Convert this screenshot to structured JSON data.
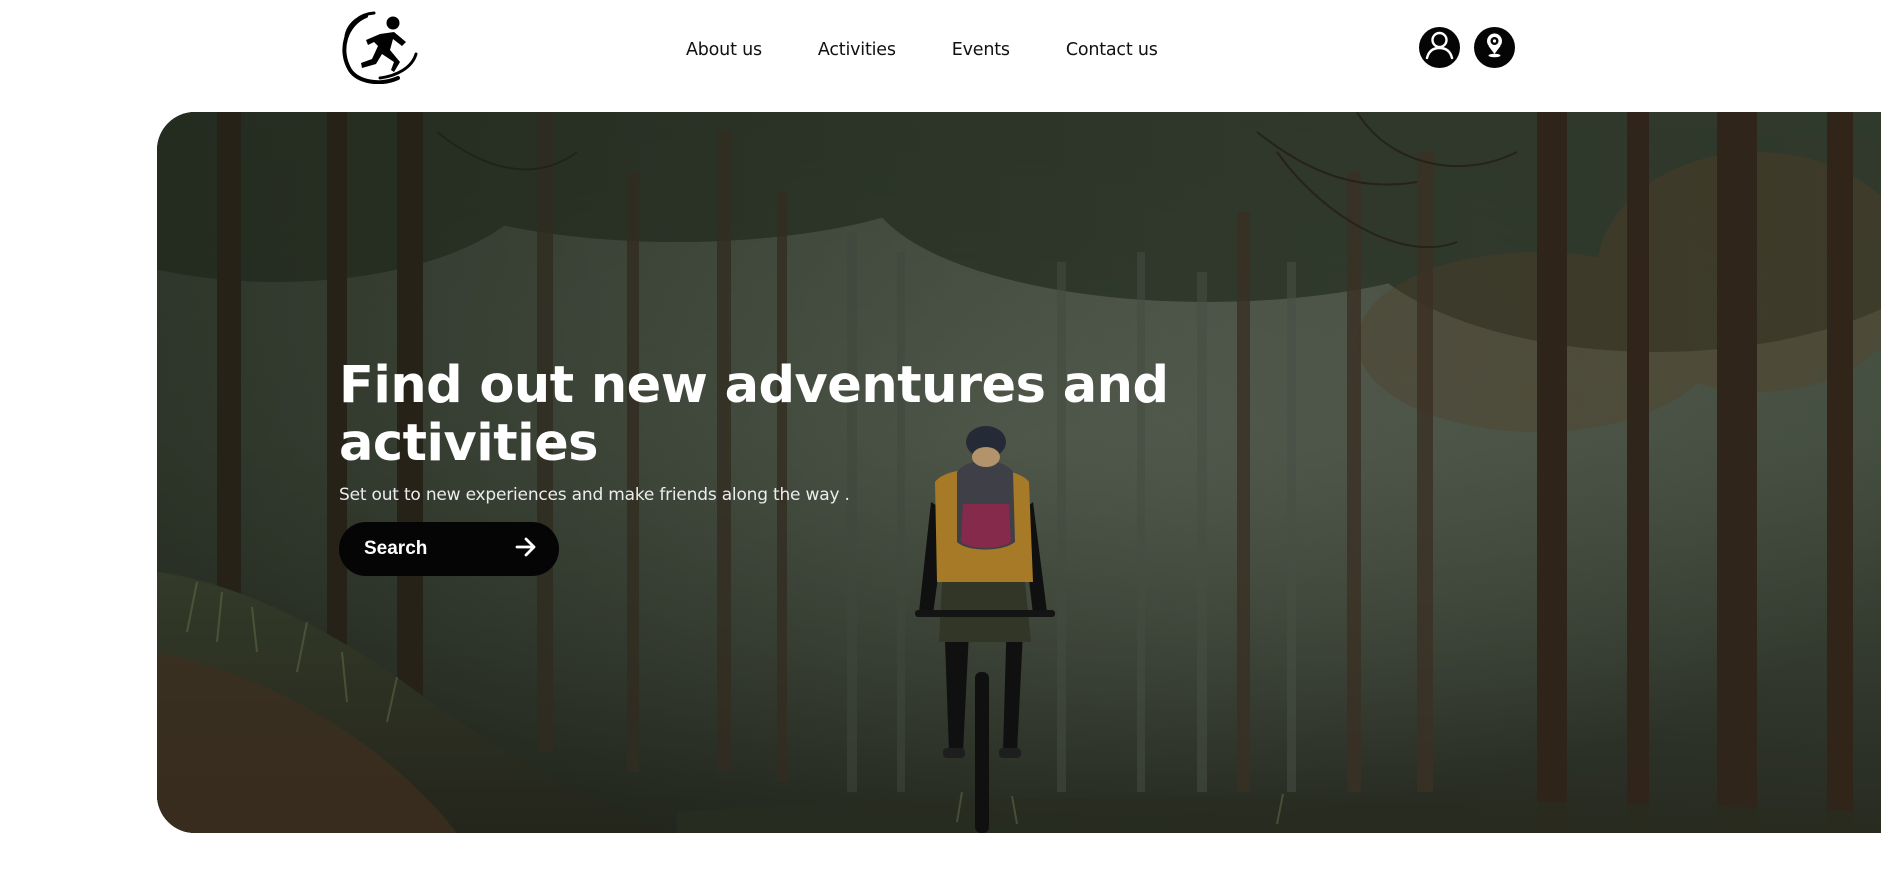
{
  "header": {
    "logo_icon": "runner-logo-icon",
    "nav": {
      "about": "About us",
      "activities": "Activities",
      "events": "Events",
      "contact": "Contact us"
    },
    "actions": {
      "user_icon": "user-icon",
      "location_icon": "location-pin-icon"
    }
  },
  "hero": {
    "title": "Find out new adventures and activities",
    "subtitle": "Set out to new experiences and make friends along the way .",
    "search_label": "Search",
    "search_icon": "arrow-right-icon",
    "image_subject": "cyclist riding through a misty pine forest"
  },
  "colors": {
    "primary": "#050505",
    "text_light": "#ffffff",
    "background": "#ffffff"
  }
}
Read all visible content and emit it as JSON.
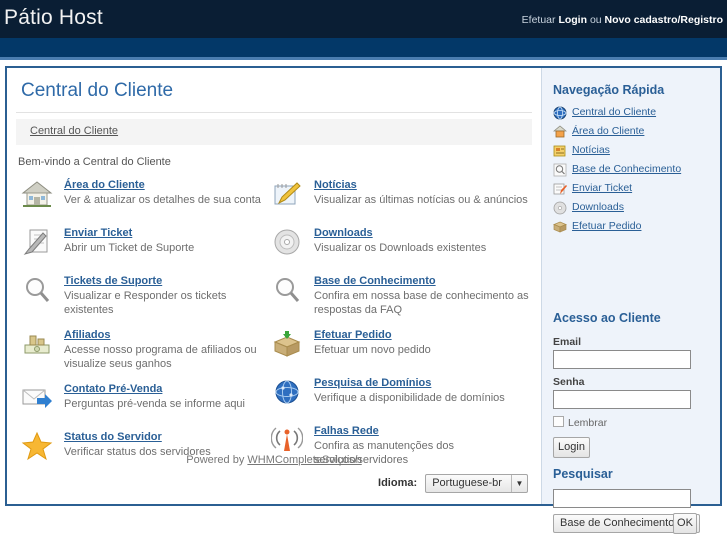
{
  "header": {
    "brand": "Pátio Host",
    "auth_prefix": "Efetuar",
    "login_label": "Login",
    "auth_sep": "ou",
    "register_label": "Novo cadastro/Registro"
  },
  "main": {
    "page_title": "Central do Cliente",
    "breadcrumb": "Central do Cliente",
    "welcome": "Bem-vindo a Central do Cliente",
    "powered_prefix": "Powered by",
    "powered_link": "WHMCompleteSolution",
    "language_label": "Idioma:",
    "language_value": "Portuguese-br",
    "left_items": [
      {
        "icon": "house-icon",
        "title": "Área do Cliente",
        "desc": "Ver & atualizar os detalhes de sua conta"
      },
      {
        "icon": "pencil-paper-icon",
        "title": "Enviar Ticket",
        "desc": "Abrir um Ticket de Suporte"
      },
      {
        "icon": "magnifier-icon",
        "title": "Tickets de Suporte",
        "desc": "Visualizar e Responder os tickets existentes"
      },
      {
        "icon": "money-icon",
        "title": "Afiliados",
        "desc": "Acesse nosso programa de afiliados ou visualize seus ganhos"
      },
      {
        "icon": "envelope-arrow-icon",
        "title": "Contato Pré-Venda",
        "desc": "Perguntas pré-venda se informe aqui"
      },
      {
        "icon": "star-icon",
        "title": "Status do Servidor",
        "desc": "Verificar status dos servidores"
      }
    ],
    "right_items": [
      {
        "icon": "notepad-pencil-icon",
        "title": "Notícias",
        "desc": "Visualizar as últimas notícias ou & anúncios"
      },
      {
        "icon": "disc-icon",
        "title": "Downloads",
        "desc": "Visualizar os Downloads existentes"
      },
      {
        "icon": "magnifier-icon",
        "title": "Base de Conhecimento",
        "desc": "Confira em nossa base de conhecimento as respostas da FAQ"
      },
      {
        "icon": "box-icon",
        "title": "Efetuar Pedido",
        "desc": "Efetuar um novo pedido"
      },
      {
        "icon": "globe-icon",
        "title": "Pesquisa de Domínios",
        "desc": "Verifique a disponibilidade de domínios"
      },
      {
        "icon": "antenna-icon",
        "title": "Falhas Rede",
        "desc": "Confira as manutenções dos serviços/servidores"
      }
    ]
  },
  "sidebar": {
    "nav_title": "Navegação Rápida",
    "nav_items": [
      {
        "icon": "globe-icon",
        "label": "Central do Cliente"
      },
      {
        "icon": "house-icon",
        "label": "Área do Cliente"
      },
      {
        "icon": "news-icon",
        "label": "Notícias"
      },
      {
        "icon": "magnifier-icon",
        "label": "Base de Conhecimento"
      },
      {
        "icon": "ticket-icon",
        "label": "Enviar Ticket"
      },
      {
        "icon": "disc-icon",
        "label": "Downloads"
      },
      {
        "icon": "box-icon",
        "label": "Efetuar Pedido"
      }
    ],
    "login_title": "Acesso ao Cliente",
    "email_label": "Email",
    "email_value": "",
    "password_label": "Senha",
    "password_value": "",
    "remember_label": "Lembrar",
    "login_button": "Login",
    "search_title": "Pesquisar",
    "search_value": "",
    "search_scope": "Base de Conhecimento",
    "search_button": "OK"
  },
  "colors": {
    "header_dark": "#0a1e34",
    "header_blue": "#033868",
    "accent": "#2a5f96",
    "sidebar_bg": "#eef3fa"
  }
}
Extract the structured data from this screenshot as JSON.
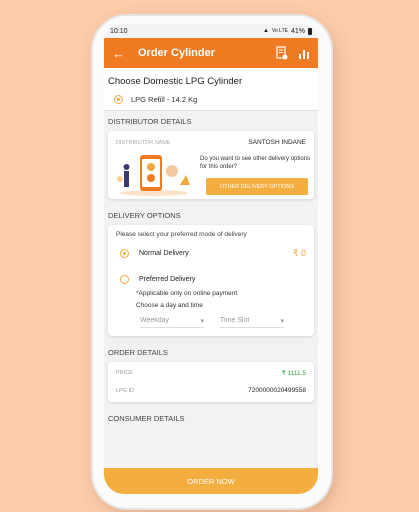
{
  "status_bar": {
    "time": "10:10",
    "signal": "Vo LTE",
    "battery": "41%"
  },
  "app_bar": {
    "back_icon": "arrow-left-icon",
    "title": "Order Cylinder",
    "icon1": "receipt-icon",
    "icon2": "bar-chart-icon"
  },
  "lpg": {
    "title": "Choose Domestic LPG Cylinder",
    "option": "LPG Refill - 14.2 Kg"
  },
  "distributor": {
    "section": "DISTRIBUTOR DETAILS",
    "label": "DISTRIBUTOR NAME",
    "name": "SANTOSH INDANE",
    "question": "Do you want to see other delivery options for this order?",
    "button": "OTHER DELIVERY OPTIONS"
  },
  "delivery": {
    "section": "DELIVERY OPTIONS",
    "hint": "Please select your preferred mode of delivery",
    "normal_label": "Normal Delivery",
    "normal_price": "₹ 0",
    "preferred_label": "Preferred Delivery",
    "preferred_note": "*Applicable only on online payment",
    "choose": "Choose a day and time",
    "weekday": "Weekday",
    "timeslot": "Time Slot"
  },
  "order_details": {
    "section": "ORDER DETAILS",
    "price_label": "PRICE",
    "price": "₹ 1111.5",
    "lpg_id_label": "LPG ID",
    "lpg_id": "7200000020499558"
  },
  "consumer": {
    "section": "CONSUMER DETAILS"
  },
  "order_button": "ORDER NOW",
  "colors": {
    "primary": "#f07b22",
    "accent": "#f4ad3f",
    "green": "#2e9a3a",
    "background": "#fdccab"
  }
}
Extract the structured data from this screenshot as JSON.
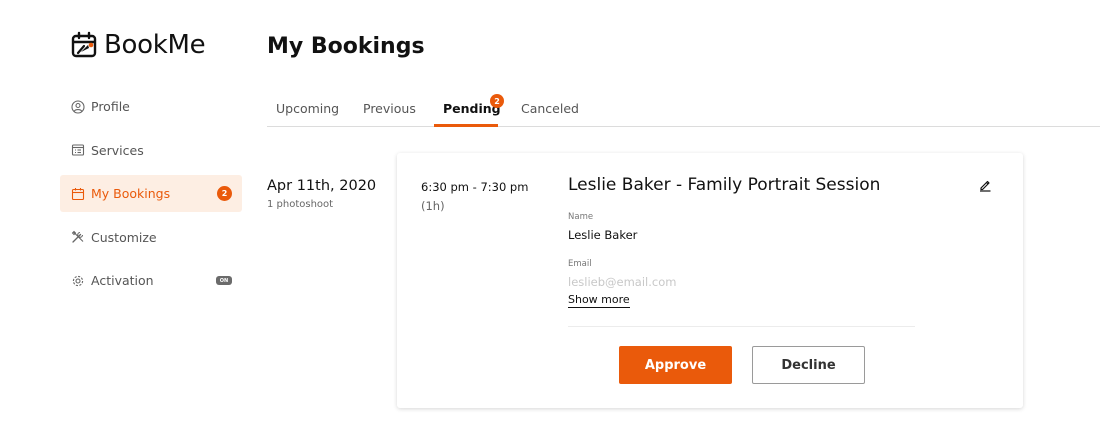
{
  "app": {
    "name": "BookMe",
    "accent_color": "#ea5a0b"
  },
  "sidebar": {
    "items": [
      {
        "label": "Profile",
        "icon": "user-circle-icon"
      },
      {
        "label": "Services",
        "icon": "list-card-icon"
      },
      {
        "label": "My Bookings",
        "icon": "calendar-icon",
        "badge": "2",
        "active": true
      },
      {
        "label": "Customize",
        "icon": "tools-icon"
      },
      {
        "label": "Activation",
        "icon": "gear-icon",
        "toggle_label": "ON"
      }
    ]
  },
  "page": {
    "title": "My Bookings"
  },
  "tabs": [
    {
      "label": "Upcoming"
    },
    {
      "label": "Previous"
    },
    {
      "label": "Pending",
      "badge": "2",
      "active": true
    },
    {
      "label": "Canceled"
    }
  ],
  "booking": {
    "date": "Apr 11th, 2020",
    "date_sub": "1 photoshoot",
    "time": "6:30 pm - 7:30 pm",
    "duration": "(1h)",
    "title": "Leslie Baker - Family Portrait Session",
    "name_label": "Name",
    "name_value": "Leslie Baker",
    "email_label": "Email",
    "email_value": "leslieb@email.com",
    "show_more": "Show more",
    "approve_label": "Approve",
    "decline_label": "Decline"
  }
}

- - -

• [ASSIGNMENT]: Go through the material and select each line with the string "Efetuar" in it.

• [ANSWER AREA]:
    "auth_prefix": "Efetuar",
        "title": "Efetuar Pedido",
        "desc": "Efetuar um novo pedido"
        "label": "Efetuar Pedido"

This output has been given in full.